Since its creation, the Civitan International Research Center (CIRC) has been a point of pride and a unifying cause for Civitan members globally. In the 1950s, service to people with intellectual and developmental disabilities became a primary focus of the organization and, as such, the center is a physical manifestation of the very mission of Civitan.

This year, the research center celebrated a milestone birthday. Although the CIRC officially opened in 1992, the resolution to create it was passed in 1988—exactly thirty years ago.

The Center for Disease Control estimates Intellectual and developmental disabilities affect one in six Americans. In reality, no member of our society is unaffected. For many Civitan members, the impact of I/DD is the reason for their service because they have a friend or family member with autism, alzheimer’s, Down syndrome or another issue closely tied to the mission of Civitan. It’s personal.

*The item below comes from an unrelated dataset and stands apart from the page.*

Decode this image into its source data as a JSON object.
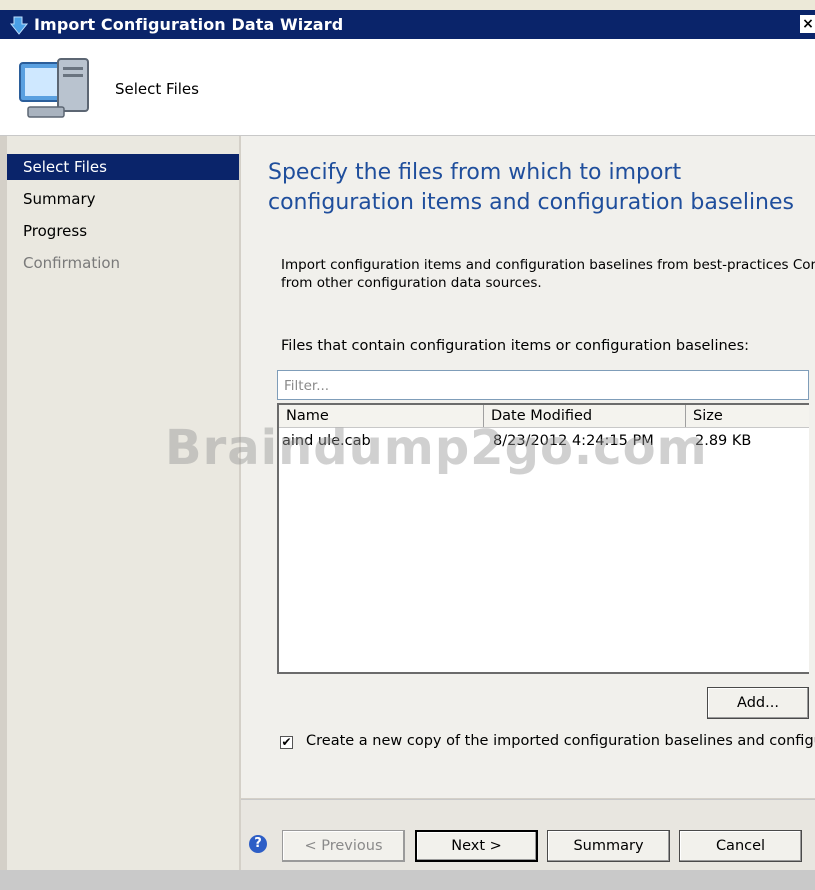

Just as the definition of I/DD has expanded over time, the scope of the research center has grown over the three decades since it was first conceived. Today, there are more than 100 scientists working under the banner of Civitan looking to find answers for a variety of concerns. With each issue of Civitan Magazine, we like to highlight some of the amazing work being done by the researchers supported by Civitans around the world.

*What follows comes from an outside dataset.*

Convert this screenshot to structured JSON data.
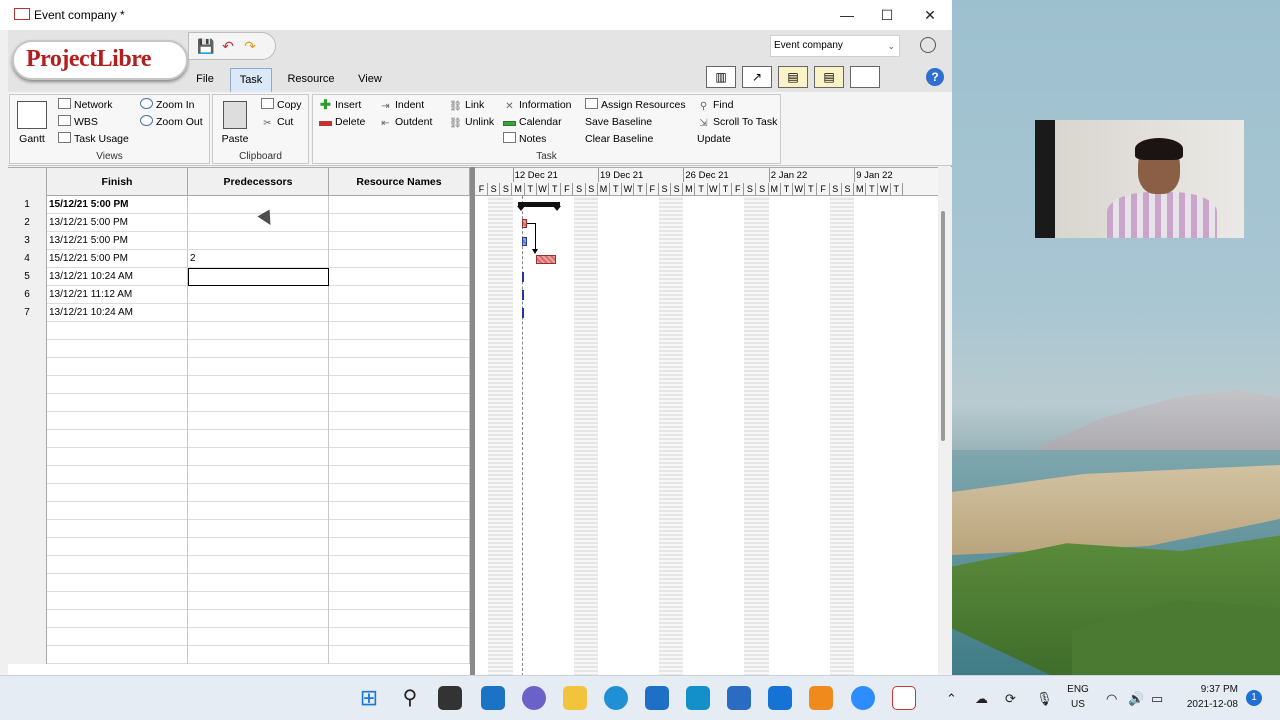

Dr. Farah Lubin is one of many Civitan scientists working hard to make a difference. As the leader of the Lubin Lab, she takes on a variety of roles from hands-on research work to serving as a mentor for students seeking to begin their careers.

“My lab is a memory lab,” says Lubin. “I study how the brain learns and retains memory. I like to do it because this is what happens in a healthy brain.”

Dr. Lubin explains how the brain adapts to circumstances and compensates for changes naturally. Understanding how a healthy brain works is important because it helps researchers determine when something needs to be treated or when the body is actually repairing itself.

“I’ve become really interested in epilepsy,” she says, “because we know a lot about memory from patients with epilepsy, particularly temporal lobe epilepsy.” When patients no longer respond to drug treatments, doctors have to remove affected portions of the brains where seizures begin. “We learn the science of ‘blobology’ as I call it. Where this blob in the front is executive function, this blob is visual cortex, and so on.”

Her work with epilepsy intrigues her because much of the treatment for the disorder revolves around preventing seizures but, she says, addressing the memory loss that accompanies the seizures can lead to a higher quality of life for the patients.

“I study an area of molecular genetics called epigenetics,” she says, “epi is latin for above, so it means above genetics. These determine how your genetic code is read. Your cells all have the same DNA, for example, but external factors tell them which codes to turn on or off at the cellular level.” Dr. Lubin says epilepsy can be genetic but it is important to understand what factors play a role in causing the seizures and memory loss.

She recently had a study published in a peer reviewed medical journal which has drawn a lot of attention to the work at the CIRC. The study involves the supplementation of methionine, a basic amino acid attained in the diet, which has prevented memory loss in lab studies.

“Methionine is an essential amino acid which means you take it in through food,” she says. “It contributes to those epigenetic processes. It increases expression of certain genes and suppresses expression of other genes—and the body just takes it in and rescues memory.”

Dr. Lubin add a caution to say all seizures are not the same and not all seizures are epilepsy. This bridges the research across other areas of I/DD. For example, about 30% of autism patients experience seizures. So, the research could have a much broader impact in seizure control and memory retention.

Currently, she is waiting on approval for clinical trials in humans but is encouraged by the success in rodent studies and in human tissue. There are many variables to consider with human studies which can’t be explored with rats and mice, such as male and female specific epilepsy and how hormones might affect results.

The epilepsy lab has moved to UAB Highlands hospital where the Civitan International Neuroimaging Laboratory (CINL) is located. She says the MRI at the CINL allows her, and other researchers, to attain higher quality images much faster than other imaging equipment.

Visit for more information from the Civitan International Research Center and updates on the exciting work of Dr. Farah Lubin and other Civitan scientists.